Another act sponsored by Rep. Ruth Balser of Newton would ban any state agency or political subdivision from applying for federal grants to teach abstinence-only education. Last year Massachusetts received $800,000 in such federal funding.
Larry Cirignano, executive director of Boston-based Catholic Citizenship, said people must organize to oppose this agenda. “We need people in every parish to help,” he said, noting that opponents are well-funded, backed by national groups, and use paid full-time staff.
And another assault against human life is looming with a predicted attempt to allow human embryo farming for stem-cell research, Sturgis warned.
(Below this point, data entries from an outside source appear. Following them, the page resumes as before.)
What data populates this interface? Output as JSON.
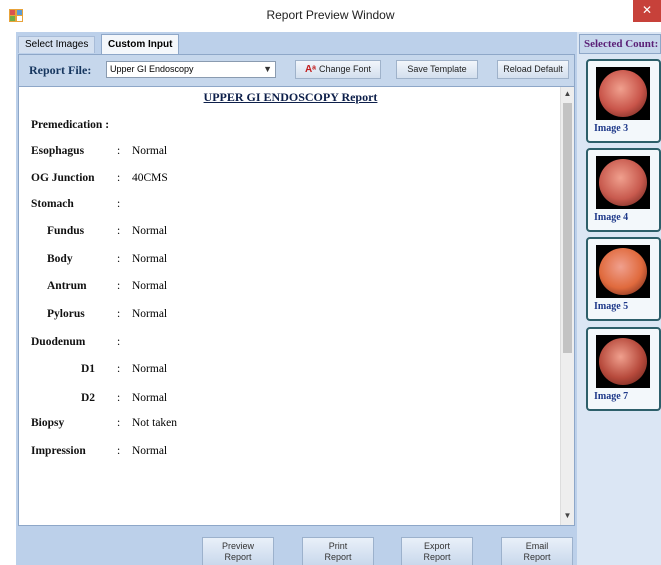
{
  "window": {
    "title": "Report Preview Window",
    "close_glyph": "✕",
    "icon": "app-icon"
  },
  "tabs": [
    {
      "label": "Select Images",
      "active": false
    },
    {
      "label": "Custom Input",
      "active": true
    }
  ],
  "toolbar": {
    "report_file_label": "Report File:",
    "report_file_value": "Upper GI Endoscopy",
    "change_font_label": "Change Font",
    "save_template_label": "Save Template",
    "reload_default_label": "Reload Default"
  },
  "report": {
    "title": "UPPER GI ENDOSCOPY Report",
    "rows": [
      {
        "label": "Premedication :",
        "colon": "",
        "value": "",
        "level": 0
      },
      {
        "label": "Esophagus",
        "colon": ":",
        "value": "Normal",
        "level": 0
      },
      {
        "label": "OG Junction",
        "colon": ":",
        "value": "40CMS",
        "level": 0
      },
      {
        "label": "Stomach",
        "colon": ":",
        "value": "",
        "level": 0
      },
      {
        "label": "Fundus",
        "colon": ":",
        "value": "Normal",
        "level": 1
      },
      {
        "label": "Body",
        "colon": ":",
        "value": "Normal",
        "level": 1
      },
      {
        "label": "Antrum",
        "colon": ":",
        "value": "Normal",
        "level": 1
      },
      {
        "label": "Pylorus",
        "colon": ":",
        "value": "Normal",
        "level": 1
      },
      {
        "label": "Duodenum",
        "colon": ":",
        "value": "",
        "level": 0
      },
      {
        "label": "D1",
        "colon": ":",
        "value": "Normal",
        "level": 2
      },
      {
        "label": "D2",
        "colon": ":",
        "value": "Normal",
        "level": 2
      },
      {
        "label": "Biopsy",
        "colon": ":",
        "value": "Not taken",
        "level": 0
      },
      {
        "label": "Impression",
        "colon": ":",
        "value": "Normal",
        "level": 0
      }
    ]
  },
  "bottom_buttons": {
    "preview": [
      "Preview",
      "Report"
    ],
    "print": [
      "Print",
      "Report"
    ],
    "export": [
      "Export",
      "Report"
    ],
    "email": [
      "Email",
      "Report"
    ]
  },
  "sidebar": {
    "selected_count_label": "Selected Count:",
    "images": [
      {
        "label": "Image 3",
        "color": "#c9554a"
      },
      {
        "label": "Image 4",
        "color": "#c85a4e"
      },
      {
        "label": "Image 5",
        "color": "#e06a3d"
      },
      {
        "label": "Image 7",
        "color": "#b74a3c"
      }
    ]
  },
  "colors": {
    "accent": "#5a1f76",
    "report_title": "#0d1f4a",
    "close_button": "#c7413a"
  }
}
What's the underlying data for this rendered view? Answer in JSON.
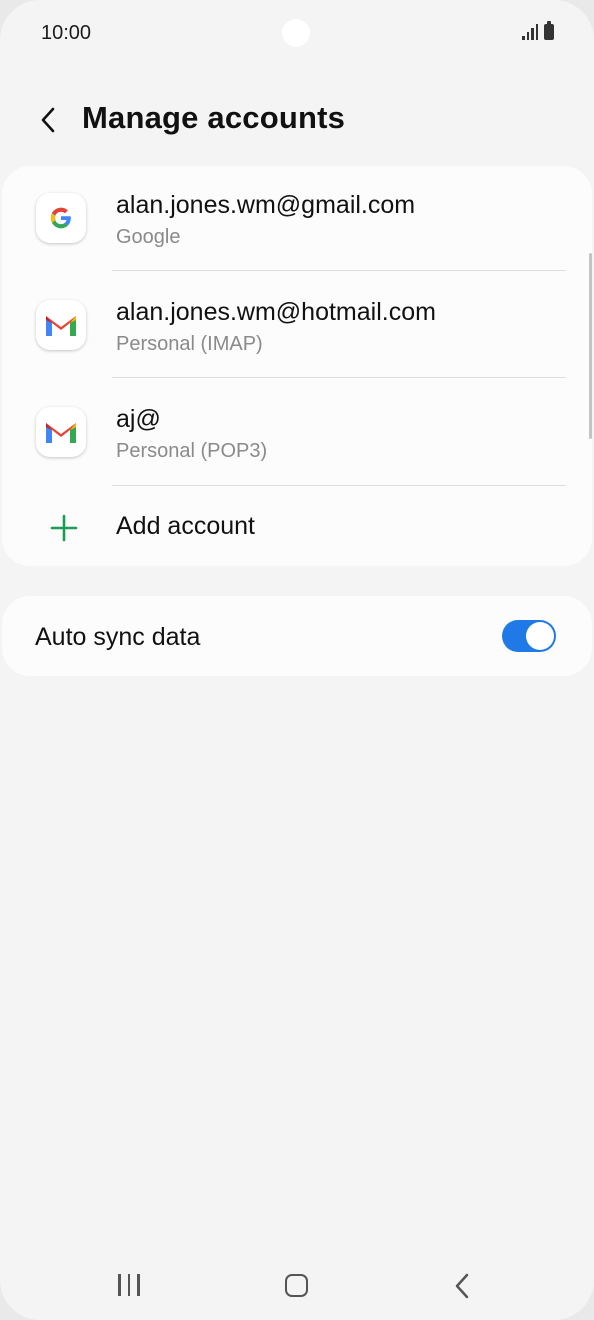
{
  "status_bar": {
    "time": "10:00"
  },
  "header": {
    "title": "Manage accounts"
  },
  "accounts": [
    {
      "email": "alan.jones.wm@gmail.com",
      "type": "Google",
      "icon": "google-icon"
    },
    {
      "email": "alan.jones.wm@hotmail.com",
      "type": "Personal (IMAP)",
      "icon": "gmail-icon"
    },
    {
      "email": "aj@",
      "type": "Personal (POP3)",
      "icon": "gmail-icon"
    }
  ],
  "add_account": {
    "label": "Add account"
  },
  "sync": {
    "label": "Auto sync data",
    "enabled": true
  },
  "colors": {
    "toggle_on": "#1f7ae8",
    "add_icon": "#1a9e55",
    "background": "#f4f4f4"
  }
}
When the Massachusetts Legislature passed a May 2005 law to allow “somatic cell nuclear transfer” (cloning) for stem-cell research, it redefined in law that life “begins” at 14 days or implantation, instead of the moment of conception.
However, the law’s language still prohibits scientists from setting up embryo “farms” or from importing embryos or stem-cell lines from other states.
But under a bill filed last year by Sen. Cynthia Creem of Newton, and expected to return this session, this regulation would be thwarted and a “gateway for human embryo farming” would open, Sturgis wrote in the winter issue of MCFL News.
Sturgis urged people to contact legislators to oppose this measure. “The present legal restrictions must stay on the books because human beings are not a product of the state or a commodity for scientists to play with,” she wrote.
On the positive side, at least one pro-life bill was re-introduced for MCFL this session.
The Woman’s Right to Know Bill, sponsored by Rep. Elizabeth Poirier of Attleborough and Rep. Michael Knapik of Westfield, would give a woman considering abortion the right to know its medical risks, its alternatives, and medical facts about her unborn child’s development.
“Pro-choice” groups have opposed similar informed choice laws, but thousands of lives are saved each year in states that have such legislation.
To locate a local chapter of Massachusetts Citizens for Life, call 617-242-4199; for Catholic Citizenship, call 617-755-7668. State legislators can be reached at 617-722-2000 for the House of Representatives and 617-722-1246 for the Senate.